Exercise objective: Report each line of the entries that includes "Hlavní" by copying it.

<<<<

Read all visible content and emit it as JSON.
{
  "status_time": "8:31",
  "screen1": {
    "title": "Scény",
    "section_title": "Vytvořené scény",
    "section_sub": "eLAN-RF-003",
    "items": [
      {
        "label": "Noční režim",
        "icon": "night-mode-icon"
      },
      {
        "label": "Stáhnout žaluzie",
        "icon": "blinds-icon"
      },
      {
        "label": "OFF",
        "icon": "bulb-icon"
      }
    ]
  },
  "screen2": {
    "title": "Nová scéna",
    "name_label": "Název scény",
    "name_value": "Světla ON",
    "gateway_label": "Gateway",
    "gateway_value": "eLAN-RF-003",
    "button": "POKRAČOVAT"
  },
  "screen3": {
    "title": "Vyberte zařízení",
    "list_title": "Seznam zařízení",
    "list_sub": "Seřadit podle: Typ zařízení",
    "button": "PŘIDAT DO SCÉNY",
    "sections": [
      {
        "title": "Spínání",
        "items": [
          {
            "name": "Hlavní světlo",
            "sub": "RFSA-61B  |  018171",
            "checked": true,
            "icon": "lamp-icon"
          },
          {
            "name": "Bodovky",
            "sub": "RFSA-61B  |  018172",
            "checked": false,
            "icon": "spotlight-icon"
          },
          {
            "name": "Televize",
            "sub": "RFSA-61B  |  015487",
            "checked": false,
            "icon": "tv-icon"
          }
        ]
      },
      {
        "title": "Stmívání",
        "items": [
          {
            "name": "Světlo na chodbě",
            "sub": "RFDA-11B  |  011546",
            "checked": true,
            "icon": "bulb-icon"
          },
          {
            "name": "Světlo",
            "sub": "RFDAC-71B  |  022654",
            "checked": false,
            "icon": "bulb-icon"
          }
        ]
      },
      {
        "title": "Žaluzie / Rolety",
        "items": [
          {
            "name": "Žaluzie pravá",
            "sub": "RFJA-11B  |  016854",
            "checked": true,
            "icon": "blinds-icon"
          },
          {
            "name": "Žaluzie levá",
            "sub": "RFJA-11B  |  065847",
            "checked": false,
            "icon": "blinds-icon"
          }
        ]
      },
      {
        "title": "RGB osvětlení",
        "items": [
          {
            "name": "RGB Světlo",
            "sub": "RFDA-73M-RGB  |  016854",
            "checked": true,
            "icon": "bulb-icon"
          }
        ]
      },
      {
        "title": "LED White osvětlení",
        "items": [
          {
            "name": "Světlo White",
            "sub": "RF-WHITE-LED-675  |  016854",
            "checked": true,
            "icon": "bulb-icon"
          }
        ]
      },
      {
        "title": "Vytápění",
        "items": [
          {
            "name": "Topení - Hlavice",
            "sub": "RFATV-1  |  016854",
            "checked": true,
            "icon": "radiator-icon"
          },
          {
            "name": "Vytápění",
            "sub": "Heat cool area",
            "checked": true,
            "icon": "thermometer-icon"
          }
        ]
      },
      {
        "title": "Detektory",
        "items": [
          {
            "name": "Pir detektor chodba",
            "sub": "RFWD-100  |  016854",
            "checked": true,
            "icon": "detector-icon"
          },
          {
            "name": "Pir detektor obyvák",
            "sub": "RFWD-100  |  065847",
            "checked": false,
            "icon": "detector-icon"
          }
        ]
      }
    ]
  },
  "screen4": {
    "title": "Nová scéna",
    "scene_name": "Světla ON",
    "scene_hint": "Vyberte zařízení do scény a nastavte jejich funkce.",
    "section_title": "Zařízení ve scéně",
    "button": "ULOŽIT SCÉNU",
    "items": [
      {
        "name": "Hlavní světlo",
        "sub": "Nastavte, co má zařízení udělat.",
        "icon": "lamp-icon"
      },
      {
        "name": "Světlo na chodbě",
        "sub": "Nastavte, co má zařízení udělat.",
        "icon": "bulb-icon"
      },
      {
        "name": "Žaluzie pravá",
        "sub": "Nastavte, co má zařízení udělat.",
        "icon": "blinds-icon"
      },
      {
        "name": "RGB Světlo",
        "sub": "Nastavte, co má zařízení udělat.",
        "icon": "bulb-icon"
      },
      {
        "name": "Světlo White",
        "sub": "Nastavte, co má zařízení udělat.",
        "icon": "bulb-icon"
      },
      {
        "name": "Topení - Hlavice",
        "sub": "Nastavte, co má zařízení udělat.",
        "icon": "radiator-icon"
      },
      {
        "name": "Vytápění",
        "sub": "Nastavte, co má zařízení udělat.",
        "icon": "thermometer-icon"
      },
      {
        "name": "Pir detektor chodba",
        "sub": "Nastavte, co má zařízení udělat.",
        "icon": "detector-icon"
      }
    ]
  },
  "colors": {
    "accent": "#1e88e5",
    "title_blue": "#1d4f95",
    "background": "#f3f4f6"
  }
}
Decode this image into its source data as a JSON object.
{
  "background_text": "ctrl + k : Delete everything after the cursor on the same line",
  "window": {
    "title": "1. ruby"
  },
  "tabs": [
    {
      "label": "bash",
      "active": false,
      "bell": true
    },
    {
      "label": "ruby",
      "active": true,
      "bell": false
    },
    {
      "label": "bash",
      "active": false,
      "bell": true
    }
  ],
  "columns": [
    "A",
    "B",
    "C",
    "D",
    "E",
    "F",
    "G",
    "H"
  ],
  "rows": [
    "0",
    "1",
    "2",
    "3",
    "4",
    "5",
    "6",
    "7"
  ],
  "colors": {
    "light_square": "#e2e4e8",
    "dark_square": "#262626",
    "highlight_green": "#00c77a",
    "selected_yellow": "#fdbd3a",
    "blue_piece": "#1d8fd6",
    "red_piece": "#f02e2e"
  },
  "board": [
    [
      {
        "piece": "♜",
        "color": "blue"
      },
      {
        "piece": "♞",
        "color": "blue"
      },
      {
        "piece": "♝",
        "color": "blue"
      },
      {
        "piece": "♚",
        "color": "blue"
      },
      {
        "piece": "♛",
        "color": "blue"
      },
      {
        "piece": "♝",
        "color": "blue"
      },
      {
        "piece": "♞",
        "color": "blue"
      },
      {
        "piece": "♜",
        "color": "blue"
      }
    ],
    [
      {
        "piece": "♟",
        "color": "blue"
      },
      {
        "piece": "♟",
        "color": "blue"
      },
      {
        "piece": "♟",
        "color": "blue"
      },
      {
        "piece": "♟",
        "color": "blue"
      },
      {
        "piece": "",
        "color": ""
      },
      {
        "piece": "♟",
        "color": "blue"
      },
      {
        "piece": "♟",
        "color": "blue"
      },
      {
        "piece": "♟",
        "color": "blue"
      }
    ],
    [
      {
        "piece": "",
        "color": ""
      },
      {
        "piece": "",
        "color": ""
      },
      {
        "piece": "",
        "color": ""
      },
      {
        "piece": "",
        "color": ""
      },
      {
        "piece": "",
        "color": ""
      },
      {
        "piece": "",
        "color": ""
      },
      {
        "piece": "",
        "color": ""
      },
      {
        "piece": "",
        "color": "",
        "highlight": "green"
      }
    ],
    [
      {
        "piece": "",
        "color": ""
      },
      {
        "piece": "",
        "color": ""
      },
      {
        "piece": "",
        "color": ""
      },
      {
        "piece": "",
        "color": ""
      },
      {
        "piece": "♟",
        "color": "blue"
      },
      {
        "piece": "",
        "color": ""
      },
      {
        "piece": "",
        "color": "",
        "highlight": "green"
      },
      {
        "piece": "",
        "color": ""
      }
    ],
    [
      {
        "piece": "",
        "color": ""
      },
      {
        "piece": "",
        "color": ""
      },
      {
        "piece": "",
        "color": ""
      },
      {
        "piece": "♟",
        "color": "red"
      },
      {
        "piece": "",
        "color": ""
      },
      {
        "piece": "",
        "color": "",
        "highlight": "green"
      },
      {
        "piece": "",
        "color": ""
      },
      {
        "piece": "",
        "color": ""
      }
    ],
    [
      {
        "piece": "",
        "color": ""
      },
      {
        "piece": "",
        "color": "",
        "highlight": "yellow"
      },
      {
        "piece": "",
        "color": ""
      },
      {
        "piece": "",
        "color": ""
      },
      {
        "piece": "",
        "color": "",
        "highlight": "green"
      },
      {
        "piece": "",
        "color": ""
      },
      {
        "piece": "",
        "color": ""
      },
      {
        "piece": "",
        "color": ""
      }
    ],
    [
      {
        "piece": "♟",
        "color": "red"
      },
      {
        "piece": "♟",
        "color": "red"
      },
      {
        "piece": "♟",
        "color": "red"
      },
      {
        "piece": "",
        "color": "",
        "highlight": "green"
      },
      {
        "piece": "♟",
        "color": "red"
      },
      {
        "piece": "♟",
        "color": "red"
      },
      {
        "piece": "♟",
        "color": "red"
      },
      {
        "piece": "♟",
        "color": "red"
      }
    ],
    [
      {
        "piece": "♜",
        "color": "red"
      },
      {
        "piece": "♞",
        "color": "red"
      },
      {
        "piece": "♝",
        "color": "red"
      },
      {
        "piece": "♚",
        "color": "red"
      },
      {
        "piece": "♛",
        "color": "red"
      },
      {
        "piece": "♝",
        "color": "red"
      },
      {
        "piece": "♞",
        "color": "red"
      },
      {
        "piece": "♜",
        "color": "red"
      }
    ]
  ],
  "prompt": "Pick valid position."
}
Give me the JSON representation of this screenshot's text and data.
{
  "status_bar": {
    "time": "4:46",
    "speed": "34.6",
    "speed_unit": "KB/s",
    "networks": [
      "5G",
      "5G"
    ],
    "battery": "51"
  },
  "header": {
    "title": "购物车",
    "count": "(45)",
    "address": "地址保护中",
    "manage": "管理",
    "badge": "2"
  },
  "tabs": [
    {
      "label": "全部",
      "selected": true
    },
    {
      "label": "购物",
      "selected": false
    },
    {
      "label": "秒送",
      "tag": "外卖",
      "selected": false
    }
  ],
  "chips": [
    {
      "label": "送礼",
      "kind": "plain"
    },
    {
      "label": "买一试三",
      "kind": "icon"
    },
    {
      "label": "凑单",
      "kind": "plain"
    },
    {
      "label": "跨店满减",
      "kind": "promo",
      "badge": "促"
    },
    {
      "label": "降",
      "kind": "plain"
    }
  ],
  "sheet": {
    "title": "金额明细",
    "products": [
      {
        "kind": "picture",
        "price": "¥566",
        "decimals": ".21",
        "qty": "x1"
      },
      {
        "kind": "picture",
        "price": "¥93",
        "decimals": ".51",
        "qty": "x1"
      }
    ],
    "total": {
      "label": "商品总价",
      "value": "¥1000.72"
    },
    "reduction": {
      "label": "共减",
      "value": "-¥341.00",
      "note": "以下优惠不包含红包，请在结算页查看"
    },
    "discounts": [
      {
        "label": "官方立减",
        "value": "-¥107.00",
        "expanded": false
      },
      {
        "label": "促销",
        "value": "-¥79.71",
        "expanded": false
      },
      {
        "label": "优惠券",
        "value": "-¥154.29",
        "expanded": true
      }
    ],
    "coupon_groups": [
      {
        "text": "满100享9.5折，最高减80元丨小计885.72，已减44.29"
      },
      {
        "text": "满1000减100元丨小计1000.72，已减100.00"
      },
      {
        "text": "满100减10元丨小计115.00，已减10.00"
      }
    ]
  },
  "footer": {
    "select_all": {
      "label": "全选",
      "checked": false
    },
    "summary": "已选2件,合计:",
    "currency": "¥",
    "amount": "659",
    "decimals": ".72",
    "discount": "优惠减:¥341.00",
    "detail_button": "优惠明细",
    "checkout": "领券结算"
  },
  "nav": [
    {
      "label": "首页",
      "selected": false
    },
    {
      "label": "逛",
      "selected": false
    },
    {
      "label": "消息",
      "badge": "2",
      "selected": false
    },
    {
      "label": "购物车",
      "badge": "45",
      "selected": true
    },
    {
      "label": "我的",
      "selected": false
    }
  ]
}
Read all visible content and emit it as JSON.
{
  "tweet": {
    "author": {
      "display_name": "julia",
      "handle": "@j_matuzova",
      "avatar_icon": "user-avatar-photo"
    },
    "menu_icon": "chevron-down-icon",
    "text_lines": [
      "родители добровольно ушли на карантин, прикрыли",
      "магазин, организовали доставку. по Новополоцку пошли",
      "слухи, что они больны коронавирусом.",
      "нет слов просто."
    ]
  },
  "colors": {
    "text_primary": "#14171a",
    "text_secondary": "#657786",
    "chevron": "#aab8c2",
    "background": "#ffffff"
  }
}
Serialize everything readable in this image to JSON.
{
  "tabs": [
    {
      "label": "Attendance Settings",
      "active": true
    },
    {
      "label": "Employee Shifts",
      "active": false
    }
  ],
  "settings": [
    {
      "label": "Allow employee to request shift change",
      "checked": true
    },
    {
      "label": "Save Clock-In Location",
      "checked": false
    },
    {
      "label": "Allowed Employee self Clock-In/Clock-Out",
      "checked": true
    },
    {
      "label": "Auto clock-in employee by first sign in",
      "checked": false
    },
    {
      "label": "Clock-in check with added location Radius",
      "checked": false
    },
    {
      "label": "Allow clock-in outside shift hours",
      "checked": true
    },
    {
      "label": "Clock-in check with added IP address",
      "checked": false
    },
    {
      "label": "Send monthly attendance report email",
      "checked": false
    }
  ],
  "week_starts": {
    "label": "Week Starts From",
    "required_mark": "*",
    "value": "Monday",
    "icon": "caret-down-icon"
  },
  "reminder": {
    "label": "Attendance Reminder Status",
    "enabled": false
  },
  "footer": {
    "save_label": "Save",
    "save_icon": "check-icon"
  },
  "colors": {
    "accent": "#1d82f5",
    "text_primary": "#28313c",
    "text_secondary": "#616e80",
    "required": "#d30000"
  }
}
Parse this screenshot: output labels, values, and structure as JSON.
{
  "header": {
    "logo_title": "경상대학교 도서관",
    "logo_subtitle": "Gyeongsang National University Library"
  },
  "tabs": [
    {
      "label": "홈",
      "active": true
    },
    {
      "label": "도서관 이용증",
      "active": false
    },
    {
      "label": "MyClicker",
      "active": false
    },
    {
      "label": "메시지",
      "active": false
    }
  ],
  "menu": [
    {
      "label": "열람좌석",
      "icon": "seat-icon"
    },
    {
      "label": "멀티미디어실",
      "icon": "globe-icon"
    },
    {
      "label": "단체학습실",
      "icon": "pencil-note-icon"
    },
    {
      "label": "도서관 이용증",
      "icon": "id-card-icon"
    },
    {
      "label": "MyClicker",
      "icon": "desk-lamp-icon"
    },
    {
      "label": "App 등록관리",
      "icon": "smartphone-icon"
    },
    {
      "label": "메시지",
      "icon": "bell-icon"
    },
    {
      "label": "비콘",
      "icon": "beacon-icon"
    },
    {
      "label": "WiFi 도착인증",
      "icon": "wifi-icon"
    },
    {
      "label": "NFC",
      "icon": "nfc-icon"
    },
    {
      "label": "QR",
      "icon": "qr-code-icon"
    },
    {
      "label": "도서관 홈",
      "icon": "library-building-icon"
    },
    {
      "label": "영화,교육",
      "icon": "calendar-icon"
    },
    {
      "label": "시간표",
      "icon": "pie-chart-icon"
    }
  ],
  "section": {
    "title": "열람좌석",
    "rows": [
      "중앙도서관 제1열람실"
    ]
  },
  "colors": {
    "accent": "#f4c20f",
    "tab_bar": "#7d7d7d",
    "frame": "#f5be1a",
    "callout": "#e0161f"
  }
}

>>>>

Written reply:
            "name": "Hlavní světlo",
        "name": "Hlavní světlo",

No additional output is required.